I have added in a new section on playtime. It is your child's "work" and very important to their overall development. The read the full article, please visit Play
Years ago, children did not have electronic toys and video games to play with. All they had were things like dolls and dollhouses, toy cars and jump ropes. No matter what toys they played with, they had to use their imagination to a certain extent.
Today, kids have all sorts of electronic toys to choose from. Even many books talk and allow children to interact with them. While there are benefits to these types of toys, it is still important to let a kid's imagination flourish. Here are some toys that encourage imagination and creativity, providing learning opportunities that many modern toys do not.
* Play-Doh - It has been around for decades, but Play-Doh has withstood the test of time. It can get messy, but letting your kids play with it can bring forth imagination like few other things can. Your child will make all sorts of things with it and you can help by providing tools that make interesting shapes and textures.

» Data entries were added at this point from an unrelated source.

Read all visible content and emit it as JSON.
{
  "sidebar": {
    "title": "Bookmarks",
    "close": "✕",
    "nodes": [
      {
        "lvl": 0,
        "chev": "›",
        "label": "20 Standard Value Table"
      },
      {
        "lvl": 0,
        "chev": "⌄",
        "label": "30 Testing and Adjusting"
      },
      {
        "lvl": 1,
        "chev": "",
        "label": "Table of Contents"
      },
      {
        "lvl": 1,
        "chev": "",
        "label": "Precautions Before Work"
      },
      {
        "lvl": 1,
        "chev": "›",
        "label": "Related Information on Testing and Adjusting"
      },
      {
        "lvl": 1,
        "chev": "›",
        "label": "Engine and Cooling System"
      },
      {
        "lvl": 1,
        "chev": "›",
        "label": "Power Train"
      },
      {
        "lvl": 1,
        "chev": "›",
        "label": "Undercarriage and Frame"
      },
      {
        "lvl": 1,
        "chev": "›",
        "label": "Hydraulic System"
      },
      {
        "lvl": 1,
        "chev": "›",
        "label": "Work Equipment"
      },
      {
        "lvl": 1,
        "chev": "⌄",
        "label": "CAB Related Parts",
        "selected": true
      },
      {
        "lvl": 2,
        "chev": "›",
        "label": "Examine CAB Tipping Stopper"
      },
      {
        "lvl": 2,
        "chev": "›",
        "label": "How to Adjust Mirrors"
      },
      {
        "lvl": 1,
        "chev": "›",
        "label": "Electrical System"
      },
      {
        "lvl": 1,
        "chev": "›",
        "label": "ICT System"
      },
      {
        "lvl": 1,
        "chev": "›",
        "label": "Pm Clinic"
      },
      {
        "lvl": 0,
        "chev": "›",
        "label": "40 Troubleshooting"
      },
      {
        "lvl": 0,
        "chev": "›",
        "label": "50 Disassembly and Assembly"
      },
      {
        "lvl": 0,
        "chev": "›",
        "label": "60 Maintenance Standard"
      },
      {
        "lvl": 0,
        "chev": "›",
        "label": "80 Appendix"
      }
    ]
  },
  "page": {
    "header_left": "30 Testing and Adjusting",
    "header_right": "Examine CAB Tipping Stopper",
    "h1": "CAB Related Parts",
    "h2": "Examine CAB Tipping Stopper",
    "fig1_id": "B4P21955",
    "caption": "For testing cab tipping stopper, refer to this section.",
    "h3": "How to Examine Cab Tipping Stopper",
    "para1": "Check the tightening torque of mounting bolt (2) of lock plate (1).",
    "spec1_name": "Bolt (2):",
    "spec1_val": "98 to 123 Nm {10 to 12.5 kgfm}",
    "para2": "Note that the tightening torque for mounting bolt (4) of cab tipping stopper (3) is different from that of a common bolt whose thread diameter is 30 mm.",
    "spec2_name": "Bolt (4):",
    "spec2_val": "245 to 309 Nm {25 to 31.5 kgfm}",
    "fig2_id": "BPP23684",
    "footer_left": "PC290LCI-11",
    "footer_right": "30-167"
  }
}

* Dress-Up Clothes - Playing dress-up is a great activity for kids. Providing a variety of costume pieces for boys and girls lets them design their own outfit. That can lead to pretending to be any number of people or things, and imagination is a prerequisite for pretending.
* Blocks - Blocks come in many shapes and sizes these days. Any of them are good for encouraging imagination. Old-fashioned wooden blocks have the added benefit of teaching kids how balancing works. Soft blocks are safe for smaller children. Legos interlock to allow children to move their creations from place to place. All of these allow children to build virtually anything they want with a little creativity.
* Dolls and Action Figures - Dolls and action figures that do not talk make it necessary for a child to put words into their mouths. That requires plenty of imagination. Your child can make up stories and scenarios featuring them and she might ask you or a sibling or friend to play the part of another doll or figure. If it is possible to change their clothing or use props with them, that's even better.
Imagination is not only a fun way to learn, it is also effective. While children may learn such things as letters, numbers and even phonics from electronic toys, they are no substitute for learning by doing. Imaginative play often leads children to figure things out for themselves and things learned that way are not soon forgotten.
Imaginative play also often results in a child asking questions that she might not have thought of otherwise. This gives the parent or caregiver a unique opportunity to teach her about things that she is specifically interested in. And it's no secret that children who are interested in learning learn better.
We have had many positive comments on the new Parent to Parent Support Group feature. I want to thank everyone who wrote in. If you haven't already, I would like to invite you to write in with your questions, frustrations or other areas you may need support in. You can fill out the online form and even add your child's picture. For privacy it is not required to include your name or where you are from, however you may do so if you wish. If you would like, there is an online form to comment and offer support to others. Apraxia Support Group
Thank you for reading and I wish you the best for a full recovery from apraxia! Kate